I’m drawn to Acts 4:13 when Peter and John get released from prison and they’re before the religious leaders and they recognize that they’re uneducated, just ordinary men. But they were amazed. The verse closes this way: “they recognized that they had been with Jesus.” That’s what Mary’s doing. Martha isn’t doing anything wrong. She’s doing what everyone would do if someone was coming to your home for dinner. She’s preparing the dinner for Jesus. She’s not doing anything wrong. But what happens with her is she can’t see that what Mary has chosen is the best thing, is the essential thing, and she finds herself distracted, anxious, and troubled.

Following Jesus is not a cookie cutter thing because everything in life looks different.So what’s it look like to spend time with Jesus? I wish I could tell you what it looks like for every one of us, but it’s different for each of us. Oswald Chambers said this: “Never make a principle out of your own experience. Let God be original with other people as he is with you.” That’s good because we’re all different. This is not a cookie cutter thing. Following Jesus is not a cookie cutter thing because everything in life looks different.

For some of you, spending time with Jesus is journaling. Can I just tell you, journaling would be a near-hell experience for me. I finally got freed from the reality a few years ago when somebody said, “Hey, guess what? You don’t have to journal to spend time with Jesus.” And I was like, “Oh, thank you, God,” because for me nothing could be more painful. Now those of you who journal and spend time with Jesus by journaling: God bless you. Keep journaling. Go into my library one day when I go home to be with Jesus. I guarantee you will not find a journal. You’ll find a lot of empty books that people have given me down through the years so I could journal my thoughts, and they’re still empty to this day. But whatever it is for you, whatever it is for you, that helps you find that time to be with Jesus, you can’t ignore it.

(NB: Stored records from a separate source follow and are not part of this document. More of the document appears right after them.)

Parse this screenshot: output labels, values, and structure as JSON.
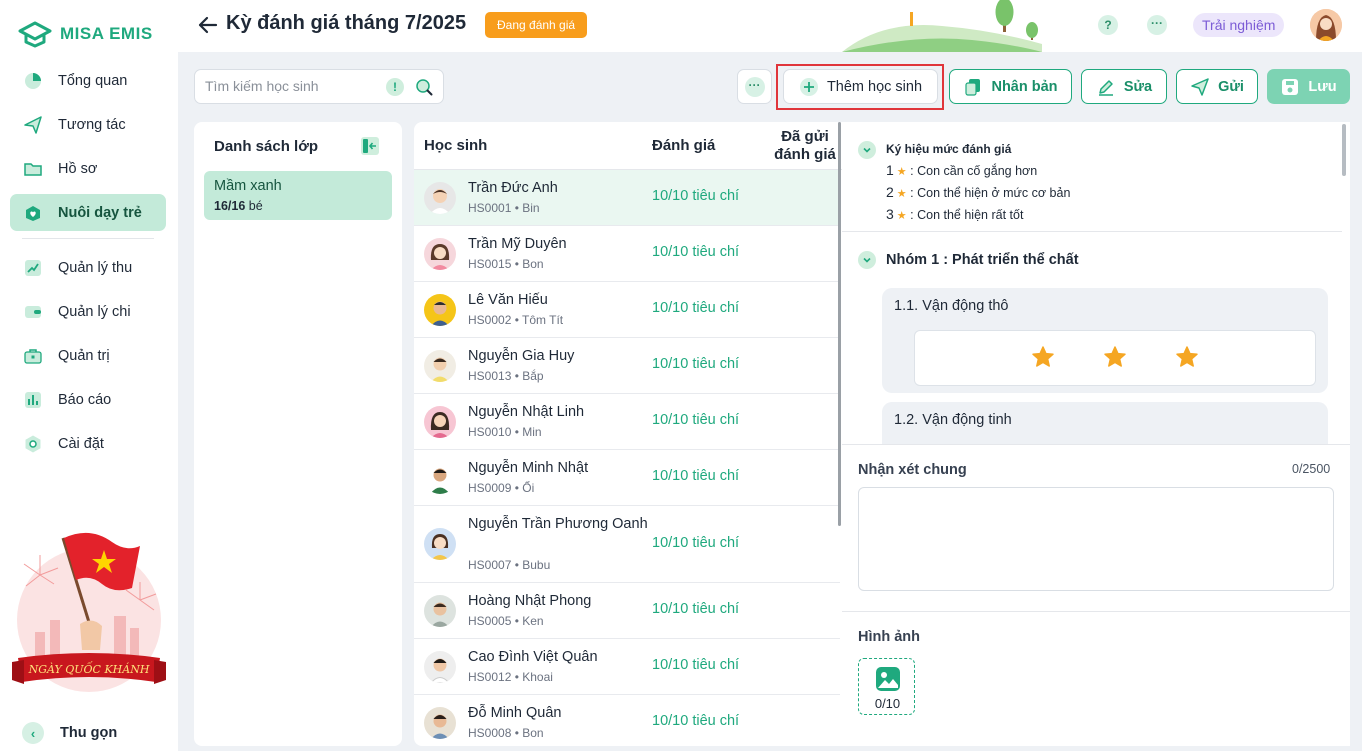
{
  "app": {
    "name": "MISA EMIS"
  },
  "sidebar": {
    "items": [
      {
        "label": "Tổng quan",
        "icon": "pie-chart-icon",
        "active": false
      },
      {
        "label": "Tương tác",
        "icon": "paper-plane-icon",
        "active": false
      },
      {
        "label": "Hồ sơ",
        "icon": "folder-icon",
        "active": false
      },
      {
        "label": "Nuôi dạy trẻ",
        "icon": "heart-box-icon",
        "active": true
      },
      {
        "label": "Quản lý thu",
        "icon": "trend-chart-icon",
        "active": false
      },
      {
        "label": "Quản lý chi",
        "icon": "wallet-icon",
        "active": false
      },
      {
        "label": "Quản trị",
        "icon": "briefcase-icon",
        "active": false
      },
      {
        "label": "Báo cáo",
        "icon": "bar-chart-icon",
        "active": false
      },
      {
        "label": "Cài đặt",
        "icon": "gear-icon",
        "active": false
      }
    ],
    "promo_text": "NGÀY QUỐC KHÁNH",
    "collapse_label": "Thu gọn"
  },
  "header": {
    "title": "Kỳ đánh giá tháng 7/2025",
    "status": "Đang đánh giá",
    "help": "?",
    "more": "···",
    "trial": "Trải nghiệm"
  },
  "toolbar": {
    "search_placeholder": "Tìm kiếm học sinh",
    "add_student": "Thêm học sinh",
    "duplicate": "Nhân bản",
    "edit": "Sửa",
    "send": "Gửi",
    "save": "Lưu"
  },
  "class_list": {
    "title": "Danh sách lớp",
    "classes": [
      {
        "name": "Mầm xanh",
        "count": "16/16",
        "unit": "bé"
      }
    ]
  },
  "students_table": {
    "headers": {
      "student": "Học sinh",
      "evaluation": "Đánh giá",
      "sent": "Đã gửi đánh giá"
    },
    "rows": [
      {
        "name": "Trần Đức Anh",
        "code": "HS0001 • Bin",
        "eval": "10/10 tiêu chí"
      },
      {
        "name": "Trần Mỹ Duyên",
        "code": "HS0015 • Bon",
        "eval": "10/10 tiêu chí"
      },
      {
        "name": "Lê Văn Hiếu",
        "code": "HS0002 • Tôm Tít",
        "eval": "10/10 tiêu chí"
      },
      {
        "name": "Nguyễn Gia Huy",
        "code": "HS0013 • Bắp",
        "eval": "10/10 tiêu chí"
      },
      {
        "name": "Nguyễn Nhật Linh",
        "code": "HS0010 • Min",
        "eval": "10/10 tiêu chí"
      },
      {
        "name": "Nguyễn Minh Nhật",
        "code": "HS0009 • Ổi",
        "eval": "10/10 tiêu chí"
      },
      {
        "name": "Nguyễn Trần Phương Oanh",
        "code": "HS0007 • Bubu",
        "eval": "10/10 tiêu chí"
      },
      {
        "name": "Hoàng Nhật Phong",
        "code": "HS0005 • Ken",
        "eval": "10/10 tiêu chí"
      },
      {
        "name": "Cao Đình Việt Quân",
        "code": "HS0012 • Khoai",
        "eval": "10/10 tiêu chí"
      },
      {
        "name": "Đỗ Minh Quân",
        "code": "HS0008 • Bon",
        "eval": "10/10 tiêu chí"
      }
    ]
  },
  "evaluation": {
    "legend": {
      "title": "Ký hiệu mức đánh giá",
      "levels": [
        {
          "num": "1",
          "text": ": Con cần cố gắng hơn"
        },
        {
          "num": "2",
          "text": ": Con thể hiện ở mức cơ bản"
        },
        {
          "num": "3",
          "text": ": Con thể hiện rất tốt"
        }
      ]
    },
    "group_title": "Nhóm 1 : Phát triển thể chất",
    "criteria": [
      {
        "title": "1.1. Vận động thô",
        "rating": 3
      },
      {
        "title": "1.2. Vận động tinh"
      }
    ],
    "comment_label": "Nhận xét chung",
    "comment_count": "0/2500",
    "image_label": "Hình ảnh",
    "image_count": "0/10"
  },
  "colors": {
    "brand": "#1fa97e",
    "accent_orange": "#f89d1c",
    "star": "#f5a623",
    "highlight": "#e0353b"
  }
}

This just happened recently at church, within the last year. We’ve got a whole group of people, it’s not a large number, but we’ve got a group of people who do this during sermons: they doodle. They draw. I’ve got a lady who has a wide-margin Bible, and she draws as she hears the sermon. As she hears the Word of God, she visualizes it, and she draws pictures to help bring it alive to her. I think it’s great. I think it’s wonderful, whatever it looks like to sit at his feet, to spend time with him. That’s what Mary did.

Because here’s what I believe with all my heart: you’re getting prepared, some of you are in ministry, you’re getting prepared to go out and serve, whatever the capacity looks like for you to serve our Lord. And here’s what you’re going to get inundated with over and over and over again: what are you doing for Jesus? You’ve got to be doing things for Jesus. But at the core, I believe, is: who are we? Who? Who are we becoming for Jesus? It’s not a matter of just doing. It’s a matter of being. The only way the “being” part of my world and your world is going to be developed in a way that is pleasing and honoring to the Lord is when we’re willing to sit at his feet. That’s what Mary chose, and I hope and pray for each of us that’s what we would choose.

Let me pray for us. Father, thanks for this time. Thanks for these men and women. I thank you for this school. I thank you for all of the professors here. I thank you for their preparation for ministry to serve you Father, whether it’s in the local church, whether it’s around the world, whatever it may look like, Father, that you’re using RTS to prepare men and women to serve you. Father, they will be busy doing things, but may we never forget that we need to be something as well. And that means we need to sit at your feet and learn from you and simply sit to be with you. May we do that. We ask this in Jesus’s name, amen.